Using sham acupuncture in an attempt to blind participants and thereby assess the specific effect of acupuncture can produce another limitation for clinical acupuncture trials by potentially attenuating the effects of ‘real’ acupuncture.

One of the many manifestations of the inability of acupuncturists to conclude that they have wasted their professional life on a useless placebo. That would be a tough deer antler to swallow.

In the literature

A paper of note.

Laser acupuncture versus reflexology therapy in elderly with rheumatoid arthritis.” Comparing two pseudo-medicines. What a study. Whose quackery reigns supreme? Laser therapy! I bet it would work even better if mounted on a shark.

Chiropractic

Feds reach $1 million settlement with Kansas City area chiropractor.” That may not be much money for Dr. Evil, but I thinks that’s a lot of money for a chiropractor to cough up. What did he do? He did:

procedures that the government contended were not medically necessary

Which defines all of chiropractic.

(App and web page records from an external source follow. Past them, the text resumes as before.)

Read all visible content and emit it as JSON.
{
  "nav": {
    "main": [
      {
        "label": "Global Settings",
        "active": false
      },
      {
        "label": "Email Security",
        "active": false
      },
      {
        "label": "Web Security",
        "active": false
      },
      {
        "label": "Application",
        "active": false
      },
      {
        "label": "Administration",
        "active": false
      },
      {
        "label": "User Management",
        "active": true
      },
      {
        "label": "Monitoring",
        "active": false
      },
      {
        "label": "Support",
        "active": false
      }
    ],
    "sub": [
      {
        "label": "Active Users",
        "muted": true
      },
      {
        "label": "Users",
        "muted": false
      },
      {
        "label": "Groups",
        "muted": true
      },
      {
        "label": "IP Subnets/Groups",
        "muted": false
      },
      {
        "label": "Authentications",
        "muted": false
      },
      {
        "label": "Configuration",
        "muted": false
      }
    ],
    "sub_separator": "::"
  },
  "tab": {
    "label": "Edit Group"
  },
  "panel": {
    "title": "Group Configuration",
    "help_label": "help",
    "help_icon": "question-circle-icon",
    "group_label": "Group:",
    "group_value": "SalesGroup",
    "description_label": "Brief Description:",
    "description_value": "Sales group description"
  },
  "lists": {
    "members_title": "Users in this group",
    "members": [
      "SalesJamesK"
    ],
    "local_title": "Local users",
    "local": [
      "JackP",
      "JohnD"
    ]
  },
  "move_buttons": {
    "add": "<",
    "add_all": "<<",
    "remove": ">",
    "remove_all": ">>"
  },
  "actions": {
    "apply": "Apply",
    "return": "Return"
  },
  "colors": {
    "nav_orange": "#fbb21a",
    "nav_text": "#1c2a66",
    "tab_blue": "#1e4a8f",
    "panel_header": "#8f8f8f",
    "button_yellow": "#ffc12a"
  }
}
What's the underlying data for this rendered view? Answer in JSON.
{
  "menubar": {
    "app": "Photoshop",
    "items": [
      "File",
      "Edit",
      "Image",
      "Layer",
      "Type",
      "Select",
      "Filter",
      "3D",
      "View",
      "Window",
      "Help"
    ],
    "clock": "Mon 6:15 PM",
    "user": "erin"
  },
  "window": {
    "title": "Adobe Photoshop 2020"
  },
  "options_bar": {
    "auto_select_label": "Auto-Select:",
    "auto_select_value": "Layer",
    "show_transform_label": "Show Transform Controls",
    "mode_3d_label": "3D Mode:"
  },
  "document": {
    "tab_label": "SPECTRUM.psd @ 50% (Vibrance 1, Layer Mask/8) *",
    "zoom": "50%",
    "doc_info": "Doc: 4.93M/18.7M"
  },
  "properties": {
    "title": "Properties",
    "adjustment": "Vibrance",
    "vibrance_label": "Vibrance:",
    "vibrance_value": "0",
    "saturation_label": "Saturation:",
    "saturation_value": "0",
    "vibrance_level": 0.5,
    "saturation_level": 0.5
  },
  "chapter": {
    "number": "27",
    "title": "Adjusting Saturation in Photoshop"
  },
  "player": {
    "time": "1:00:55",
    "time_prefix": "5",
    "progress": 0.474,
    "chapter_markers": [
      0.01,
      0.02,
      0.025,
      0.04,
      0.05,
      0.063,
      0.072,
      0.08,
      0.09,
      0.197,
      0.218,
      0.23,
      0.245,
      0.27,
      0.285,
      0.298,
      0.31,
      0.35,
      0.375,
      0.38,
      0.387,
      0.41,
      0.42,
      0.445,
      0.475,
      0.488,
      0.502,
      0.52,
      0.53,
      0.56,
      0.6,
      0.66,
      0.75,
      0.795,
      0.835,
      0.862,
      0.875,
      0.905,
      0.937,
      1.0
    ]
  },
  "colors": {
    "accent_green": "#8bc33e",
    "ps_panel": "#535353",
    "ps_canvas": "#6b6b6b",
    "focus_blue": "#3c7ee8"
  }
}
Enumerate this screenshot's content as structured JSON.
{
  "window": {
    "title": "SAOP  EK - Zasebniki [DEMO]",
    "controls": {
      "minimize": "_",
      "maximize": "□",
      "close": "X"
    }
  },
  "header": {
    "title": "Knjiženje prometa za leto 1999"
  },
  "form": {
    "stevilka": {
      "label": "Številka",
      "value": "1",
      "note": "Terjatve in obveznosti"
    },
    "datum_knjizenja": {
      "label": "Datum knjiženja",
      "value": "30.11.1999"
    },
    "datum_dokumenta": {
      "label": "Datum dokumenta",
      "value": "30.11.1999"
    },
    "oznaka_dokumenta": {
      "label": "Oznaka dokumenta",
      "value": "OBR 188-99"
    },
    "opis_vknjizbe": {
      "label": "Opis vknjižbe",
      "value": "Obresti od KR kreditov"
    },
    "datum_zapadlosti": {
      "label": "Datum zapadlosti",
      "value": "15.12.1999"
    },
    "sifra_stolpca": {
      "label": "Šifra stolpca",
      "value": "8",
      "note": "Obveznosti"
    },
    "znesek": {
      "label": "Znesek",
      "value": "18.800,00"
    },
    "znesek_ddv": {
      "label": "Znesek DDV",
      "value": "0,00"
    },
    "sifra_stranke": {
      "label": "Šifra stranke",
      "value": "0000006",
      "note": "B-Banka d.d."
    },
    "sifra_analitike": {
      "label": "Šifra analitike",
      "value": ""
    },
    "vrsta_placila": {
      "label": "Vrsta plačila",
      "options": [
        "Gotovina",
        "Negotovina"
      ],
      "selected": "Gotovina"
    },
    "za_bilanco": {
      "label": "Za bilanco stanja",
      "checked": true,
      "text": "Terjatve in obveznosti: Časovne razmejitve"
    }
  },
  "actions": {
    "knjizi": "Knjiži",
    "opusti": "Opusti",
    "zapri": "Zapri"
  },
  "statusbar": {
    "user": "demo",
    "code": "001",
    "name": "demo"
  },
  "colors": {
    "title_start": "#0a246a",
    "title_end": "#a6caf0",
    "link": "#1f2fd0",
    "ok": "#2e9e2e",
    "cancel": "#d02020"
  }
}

They better beware.

Legal and legislative

You might remember that child in Australia who died of his diabetes after slap therapy back in 2015? Well, “Healer arrested over boy’s alleged ‘slap therapy’ death.” My big question, why isn’t healer also in quotes in the headline?

Evidently the ‘healer’ skipped out but was arrested in the UK this week and is now facing extradition and a trial for manslaughter.

The ‘healer’ invented:

an alternative medicine technique known as a paidalajin

Which:

involves stretching, fasting and slapping the body to the point of bruising.

And now he is heading for justice.

Remember to go to Summary Pending Legislation 2017 to keep abreast of the pseudo-scientific legislative shenanigans in your state.

And that’s it. See you next week.

Posted by Mark Crislip

Mark Crislip, MD has been a practicing Infectious Disease specialist in Portland, Oregon, since 1990. He is a founder and  the President of the Society for Science-Based Medicine where he blogs under the name sbmsdictator. He has been voted a US News and World Report best US doctor, best ID doctor in Portland Magazine multiple times, has multiple teaching awards and, most importantly,  the ‘Attending Most Likely To Tell It Like It Is’ by the medical residents at his hospital. His growing multi-media empire can be found at edgydoc.com.